On August 2, 2011, U.S. District Court Judge James Redden ruled that the National Oceanic and Atmospheric Administration (NOAA) Fisheries Service failed for the third time in ten years to produce a legal and scientifically adequate plan to protect imperiled Columbia-Snake River salmon from extinction.
Fishing and conservation groups, the state of Oregon, the Nez Perce Tribe, and the Spokane Tribe opposed the federal biological opinion, or BiOp, in court.
This is the third time Judge Redden has found a BiOp for the Columbia-Snake Basin inadequate and illegal. Today, salmon populations are critically low, lingering near just 1 percent of their historic levels.

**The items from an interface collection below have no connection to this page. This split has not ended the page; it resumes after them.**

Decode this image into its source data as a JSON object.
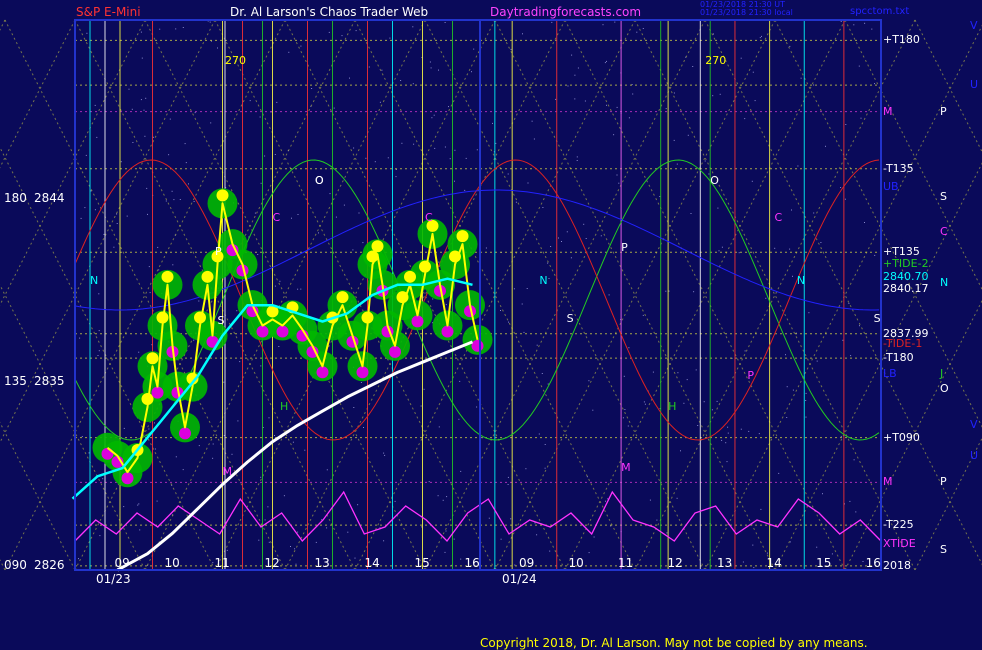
{
  "header": {
    "instrument": "S&P E-Mini",
    "site_title": "Dr. Al Larson's Chaos Trader Web",
    "site": "Daytradingforecasts.com",
    "stamp_line1": "01/23/2018 21:30 UT",
    "stamp_line2": "01/23/2018 21:30 local",
    "file": "spcctom.txt"
  },
  "copyright": "Copyright 2018, Dr. Al Larson. May not be copied by any means.",
  "colors": {
    "background": "#0a0a5a",
    "frame": "#2233cc",
    "price_line": "#ffff00",
    "avg_short": "#00ffff",
    "avg_long": "#ffffff",
    "tide": "#ff33ff",
    "blob_halo": "#00b800",
    "blob_dot_hi": "#ffff00",
    "blob_dot_lo": "#dd00dd",
    "wave_green": "#22cc22",
    "wave_red": "#dd2222",
    "wave_blue": "#2222ff",
    "moon_grid": "#cccc44"
  },
  "chart_data": {
    "type": "line",
    "title": "S&P E-Mini",
    "x_labels": {
      "dates": [
        "01/23",
        "01/24"
      ],
      "hours_day1": [
        "09",
        "10",
        "11",
        "12",
        "13",
        "14",
        "15",
        "16"
      ],
      "hours_day2": [
        "09",
        "10",
        "11",
        "12",
        "13",
        "14",
        "15",
        "16"
      ]
    },
    "y_labels": [
      {
        "angle": "180",
        "price": "2844"
      },
      {
        "angle": "135",
        "price": "2835"
      },
      {
        "angle": "090",
        "price": "2826"
      }
    ],
    "ylim": [
      2826,
      2853
    ],
    "series": [
      {
        "name": "price",
        "x": [
          8.7,
          8.9,
          9.1,
          9.3,
          9.5,
          9.6,
          9.7,
          9.8,
          9.9,
          10.0,
          10.1,
          10.25,
          10.4,
          10.55,
          10.7,
          10.8,
          10.9,
          11.0,
          11.2,
          11.4,
          11.6,
          11.8,
          12.0,
          12.2,
          12.4,
          12.6,
          12.8,
          13.0,
          13.2,
          13.4,
          13.6,
          13.8,
          13.9,
          14.0,
          14.1,
          14.2,
          14.3,
          14.45,
          14.6,
          14.75,
          14.9,
          15.05,
          15.2,
          15.35,
          15.5,
          15.65,
          15.8,
          15.95,
          16.1
        ],
        "y": [
          2832.0,
          2831.6,
          2830.8,
          2831.5,
          2834.0,
          2836.0,
          2835.0,
          2838.0,
          2840.0,
          2837.0,
          2835.0,
          2833.0,
          2835.0,
          2838.0,
          2840.0,
          2837.5,
          2841.0,
          2844.0,
          2842.0,
          2841.0,
          2839.0,
          2838.0,
          2838.3,
          2838.0,
          2838.5,
          2837.8,
          2837.0,
          2836.0,
          2838.0,
          2839.0,
          2837.5,
          2836.0,
          2838.0,
          2841.0,
          2841.5,
          2840.0,
          2838.0,
          2837.0,
          2839.0,
          2840.0,
          2838.5,
          2840.5,
          2842.5,
          2840.0,
          2838.0,
          2841.0,
          2842.0,
          2839.0,
          2837.3
        ]
      },
      {
        "name": "avg_short",
        "x": [
          8.0,
          8.5,
          9.0,
          9.5,
          10.0,
          10.5,
          11.0,
          11.5,
          12.0,
          12.5,
          13.0,
          13.5,
          14.0,
          14.5,
          15.0,
          15.5,
          16.0
        ],
        "y": [
          2829.5,
          2830.6,
          2831.0,
          2832.5,
          2834.0,
          2835.5,
          2837.5,
          2839.0,
          2839.0,
          2838.6,
          2838.2,
          2838.6,
          2839.5,
          2840.0,
          2840.0,
          2840.3,
          2840.0
        ]
      },
      {
        "name": "avg_long",
        "x": [
          8.9,
          9.5,
          10.0,
          10.5,
          11.0,
          11.5,
          12.0,
          12.5,
          13.0,
          13.5,
          14.0,
          14.5,
          15.0,
          15.5,
          16.0
        ],
        "y": [
          2826.0,
          2826.8,
          2827.8,
          2829.0,
          2830.2,
          2831.3,
          2832.3,
          2833.1,
          2833.8,
          2834.5,
          2835.1,
          2835.7,
          2836.2,
          2836.7,
          2837.2
        ]
      }
    ],
    "right_labels": [
      {
        "text": "+T180",
        "color": "#ffffff",
        "y": 2852.0
      },
      {
        "text": "M",
        "color": "#ff33ff",
        "y": 2848.5
      },
      {
        "text": "-T135",
        "color": "#ffffff",
        "y": 2845.7
      },
      {
        "text": "UB",
        "color": "#2222ff",
        "y": 2844.8
      },
      {
        "text": "+T135",
        "color": "#ffffff",
        "y": 2841.6
      },
      {
        "text": "+TIDE-2",
        "color": "#22cc22",
        "y": 2841.0
      },
      {
        "text": "2840.70",
        "color": "#00ffff",
        "y": 2840.4
      },
      {
        "text": "2840.17",
        "color": "#ffffff",
        "y": 2839.8
      },
      {
        "text": "2837.99",
        "color": "#ffffff",
        "y": 2837.6
      },
      {
        "text": "-TIDE-1",
        "color": "#dd2222",
        "y": 2837.1
      },
      {
        "text": "-T180",
        "color": "#ffffff",
        "y": 2836.4
      },
      {
        "text": "LB",
        "color": "#2222ff",
        "y": 2835.6
      },
      {
        "text": "+T090",
        "color": "#ffffff",
        "y": 2832.5
      },
      {
        "text": "M",
        "color": "#ff33ff",
        "y": 2830.3
      },
      {
        "text": "-T225",
        "color": "#ffffff",
        "y": 2828.2
      },
      {
        "text": "XTIDE",
        "color": "#ff33ff",
        "y": 2827.3
      },
      {
        "text": "2018",
        "color": "#ffffff",
        "y": 2826.2
      }
    ],
    "planet_labels": [
      {
        "text": "P",
        "color": "#ffffff",
        "y": 2848.5
      },
      {
        "text": "S",
        "color": "#ffffff",
        "y": 2844.3
      },
      {
        "text": "C",
        "color": "#ff33ff",
        "y": 2842.6
      },
      {
        "text": "N",
        "color": "#00ffff",
        "y": 2840.1
      },
      {
        "text": "J",
        "color": "#22cc22",
        "y": 2835.6
      },
      {
        "text": "O",
        "color": "#ffffff",
        "y": 2834.9
      },
      {
        "text": "P",
        "color": "#ffffff",
        "y": 2830.3
      },
      {
        "text": "S",
        "color": "#ffffff",
        "y": 2827.0
      },
      {
        "text": "U",
        "color": "#2222ff",
        "y": 2849.8
      },
      {
        "text": "U",
        "color": "#2222ff",
        "y": 2831.6
      },
      {
        "text": "V",
        "color": "#2222ff",
        "y": 2852.7
      },
      {
        "text": "V",
        "color": "#2222ff",
        "y": 2833.1
      }
    ],
    "annotations": [
      {
        "text": "270",
        "color": "#ffff00",
        "x": 11.05,
        "y": 2851.0
      },
      {
        "text": "270",
        "color": "#ffff00",
        "x": 12.6,
        "y": 2851.0
      },
      {
        "text": "O",
        "color": "#ffffff",
        "x": 12.85,
        "y": 2845.1
      },
      {
        "text": "O",
        "color": "#ffffff",
        "x": 12.85,
        "y": 2845.1
      },
      {
        "text": "P",
        "color": "#ffffff",
        "x": 10.85,
        "y": 2841.6
      },
      {
        "text": "C",
        "color": "#ff33ff",
        "x": 12.0,
        "y": 2843.3
      },
      {
        "text": "C",
        "color": "#ff33ff",
        "x": 15.05,
        "y": 2843.3
      },
      {
        "text": "N",
        "color": "#00ffff",
        "x": 8.35,
        "y": 2840.2
      },
      {
        "text": "S",
        "color": "#ffffff",
        "x": 10.9,
        "y": 2838.2
      },
      {
        "text": "H",
        "color": "#22cc22",
        "x": 12.15,
        "y": 2834.0
      },
      {
        "text": "M",
        "color": "#ff33ff",
        "x": 11.0,
        "y": 2830.8
      },
      {
        "text": "C",
        "color": "#ff33ff",
        "x": 14.0,
        "y": 2843.3
      },
      {
        "text": "P",
        "color": "#ffffff",
        "x": 10.9,
        "y": 2841.8
      },
      {
        "text": "N",
        "color": "#00ffff",
        "x": 9.25,
        "y": 2840.2
      },
      {
        "text": "S",
        "color": "#ffffff",
        "x": 9.8,
        "y": 2838.3
      },
      {
        "text": "H",
        "color": "#22cc22",
        "x": 11.85,
        "y": 2834.0
      },
      {
        "text": "M",
        "color": "#ff33ff",
        "x": 10.9,
        "y": 2831.0
      },
      {
        "text": "O",
        "color": "#ffffff",
        "x": 12.7,
        "y": 2845.1
      },
      {
        "text": "P",
        "color": "#ff33ff",
        "x": 13.45,
        "y": 2835.5
      },
      {
        "text": "N",
        "color": "#00ffff",
        "x": 14.45,
        "y": 2840.2
      },
      {
        "text": "S",
        "color": "#ffffff",
        "x": 16.0,
        "y": 2838.3
      }
    ],
    "tide_values": [
      0.2,
      0.5,
      0.3,
      0.6,
      0.4,
      0.7,
      0.5,
      0.3,
      0.8,
      0.4,
      0.6,
      0.2,
      0.5,
      0.9,
      0.3,
      0.4,
      0.7,
      0.5,
      0.2,
      0.6,
      0.8,
      0.3,
      0.5,
      0.4,
      0.6,
      0.3,
      0.9,
      0.5,
      0.4,
      0.2,
      0.6,
      0.7,
      0.3,
      0.5,
      0.4,
      0.8,
      0.6,
      0.3,
      0.5,
      0.2
    ]
  }
}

In finding the current plan’s heavy reliance on unidentified and uncertain habitat actions illegal, the court wrote: “Coupled with the significant uncertainty surrounding the reliability of NOAA Fisheries' habitat methodologies, the evidence that habitat actions are falling behind schedule, and that benefits are not accruing as promised, NOAA Fisheries' approach to these issues is neither cautious nor rational.”

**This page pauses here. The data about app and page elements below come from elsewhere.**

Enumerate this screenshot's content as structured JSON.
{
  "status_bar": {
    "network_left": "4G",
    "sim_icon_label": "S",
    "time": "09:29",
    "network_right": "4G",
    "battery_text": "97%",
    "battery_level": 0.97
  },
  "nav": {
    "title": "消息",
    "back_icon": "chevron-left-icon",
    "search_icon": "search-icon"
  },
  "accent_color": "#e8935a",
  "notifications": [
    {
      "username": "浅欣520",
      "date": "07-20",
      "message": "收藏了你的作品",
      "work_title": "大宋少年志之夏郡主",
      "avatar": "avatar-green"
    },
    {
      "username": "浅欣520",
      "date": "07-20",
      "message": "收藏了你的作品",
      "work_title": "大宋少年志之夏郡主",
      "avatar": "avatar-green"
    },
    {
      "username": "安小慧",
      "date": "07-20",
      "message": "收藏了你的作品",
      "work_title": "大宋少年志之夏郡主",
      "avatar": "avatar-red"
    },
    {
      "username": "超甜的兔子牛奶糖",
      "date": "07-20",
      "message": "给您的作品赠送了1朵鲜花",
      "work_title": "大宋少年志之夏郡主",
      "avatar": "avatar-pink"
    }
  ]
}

Endangered Snake River salmon and steelhead tackle a migration like no other salmon on earth. Some swim more than 900 miles and climb almost 7,000 feet to reach their spawning grounds, scaling eight dams along the way.